Should Constitution 101 Be a Required Course for Public Officials?

It is easy to excuse a child for making some grave error on his or her math assignment. After all, the purpose of the homework is to ensure the child can learn the topic at hand. It is different when a sitting judge makes serious mistakes, as they are supposed to be the experts on the law. This article shows the absolute stupidy of U.S. District Judge Richard M. Berman and Mayor Michael Bloomberg. I’ll rebut their position in italics. Sorry for all the repetition, but I understand it helps slow learners.

NEW YORK – Random police searches of subway riders’ bags to deter terrorism in the nation’s largest subway system do not violate the Constitution and are a minimal intrusion of privacy, a federal judge ruled Friday.

The right of the people to be secure in their persons, houses, papers, and effects, against unreasonable searches and seizures, shall not be violated, and no warrants shall issue, but upon probable cause, supported by oath or affirmation, and particularly describing the place to be searched, and the persons or things to be seized.

“Because the threat of terrorism is great and the consequences of unpreparedness may be catastrophic, it would seem foolish not to rely upon those qualified persons in the best position to know,” Berman said.

The right of the people to be secure in their persons, houses, papers, and effects, against unreasonable searches and seizures, shall not be violated, and no warrants shall issue, but upon probable cause, supported by oath or affirmation, and particularly describing the place to be searched, and the persons or things to be seized.

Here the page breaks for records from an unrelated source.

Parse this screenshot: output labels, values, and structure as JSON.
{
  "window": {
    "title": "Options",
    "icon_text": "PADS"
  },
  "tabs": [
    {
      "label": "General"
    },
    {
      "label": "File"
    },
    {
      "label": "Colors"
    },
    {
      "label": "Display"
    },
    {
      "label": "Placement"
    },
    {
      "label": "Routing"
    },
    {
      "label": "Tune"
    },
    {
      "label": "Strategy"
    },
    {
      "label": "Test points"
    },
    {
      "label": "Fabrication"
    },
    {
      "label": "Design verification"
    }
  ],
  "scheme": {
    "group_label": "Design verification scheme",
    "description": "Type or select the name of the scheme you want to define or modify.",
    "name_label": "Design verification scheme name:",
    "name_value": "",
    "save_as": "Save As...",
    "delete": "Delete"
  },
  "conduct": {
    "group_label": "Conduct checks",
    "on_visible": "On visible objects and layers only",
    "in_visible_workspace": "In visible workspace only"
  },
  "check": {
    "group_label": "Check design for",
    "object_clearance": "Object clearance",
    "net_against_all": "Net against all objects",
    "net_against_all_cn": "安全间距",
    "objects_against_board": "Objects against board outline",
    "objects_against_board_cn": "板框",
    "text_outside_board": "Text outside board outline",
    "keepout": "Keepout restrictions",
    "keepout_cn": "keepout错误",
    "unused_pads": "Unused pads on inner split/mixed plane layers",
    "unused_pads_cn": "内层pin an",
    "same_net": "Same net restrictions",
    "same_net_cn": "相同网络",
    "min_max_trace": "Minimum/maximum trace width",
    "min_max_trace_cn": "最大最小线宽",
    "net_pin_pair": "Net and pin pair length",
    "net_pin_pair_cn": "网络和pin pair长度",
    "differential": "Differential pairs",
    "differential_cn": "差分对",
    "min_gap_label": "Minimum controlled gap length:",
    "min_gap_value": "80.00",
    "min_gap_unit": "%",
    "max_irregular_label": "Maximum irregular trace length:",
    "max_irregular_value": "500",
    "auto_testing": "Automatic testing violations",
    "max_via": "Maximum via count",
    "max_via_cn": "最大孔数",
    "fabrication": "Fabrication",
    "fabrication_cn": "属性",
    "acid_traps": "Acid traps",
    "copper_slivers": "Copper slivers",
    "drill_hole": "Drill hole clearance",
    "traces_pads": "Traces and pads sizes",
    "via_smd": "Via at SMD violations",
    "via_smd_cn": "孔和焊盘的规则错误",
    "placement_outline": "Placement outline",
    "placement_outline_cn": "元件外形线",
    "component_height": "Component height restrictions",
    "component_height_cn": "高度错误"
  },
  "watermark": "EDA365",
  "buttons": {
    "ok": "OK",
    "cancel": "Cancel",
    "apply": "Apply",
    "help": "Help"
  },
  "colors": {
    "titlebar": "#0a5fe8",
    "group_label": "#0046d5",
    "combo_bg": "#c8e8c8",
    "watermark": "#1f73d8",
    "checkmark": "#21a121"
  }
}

Mayor Michael R. Bloomberg welcomed the ruling. “We have an obligation to keep this city safe, and the [New York Police Department] will continue to use reasonable precautions like bag searches to do so,” he said.

The right of the people to be secure in their persons, houses, papers, and effects, against unreasonable searches and seizures, shall not be violated, and no warrants shall issue, but upon probable cause, supported by oath or affirmation, and particularly describing the place to be searched, and the persons or things to be seized.

On Nov. 14, the police department began a test project to determine the feasibility of using explosive-detection technology in subways that would do an instant analysis of chemicals on the surface of backpacks or other containers.

The right of the people to be secure in their persons, houses, papers, and effects, against unreasonable searches and seizures, shall not be violated, and no warrants shall issue, but upon probable cause, supported by oath or affirmation, and particularly describing the place to be searched, and the persons or things to be seized.

5 Comments
  1. I’m pretty confident that this ruling will be overturned on appeal. There’s so little there to support the dismissal. The very randomness that the police are touting makes it almost definitely unconstitutional.

    It’s a bad ruling, but probably a blip on the radar. The Circuit Courts are far less likely to “rely upon those qualified persons in the best position to know,” as opposed to examining the Fourth Amendment implications.

    Yours truly,
    Nick

    …hopeful…

  2. interesting take on the issue. i guess i question it in this way… why is this any more intrusive/less permissable than similar (and usually MORE invasive) searches of airline passengers?

    it seems there is no fundamental right to ride on a subway just as there is no fundamental right to fly on a plane. if you want the convenience of it, you agree to the terms set forth for their use.

    am i missing something here?

  3. From my perspective (as a frequent flyer from Texas, even) it is no more nor less invasive. Rape is rape, whether at the bus terminal or the preferred customer club.

    I understand the mantra du jour of “no means no”. We should insist on that, always.

  4. There is an opt-out plan for those who do not wish to be searched. They can just walk away. I don’t know how many terrorists we are going to get that way. What they will find instead is some kid with a forgotten pack of rolling papers or a little old lady with her unclaimed slot machine winnings. Anything to bring additional inquiry. If only there were an opt-out clause on our tax forms which allowed us to choose not to financially subsidize air and rail lines. Since that is not the case, perhaps it is our right to use, without risk of molestation, what we have paid for.

%d bloggers like this: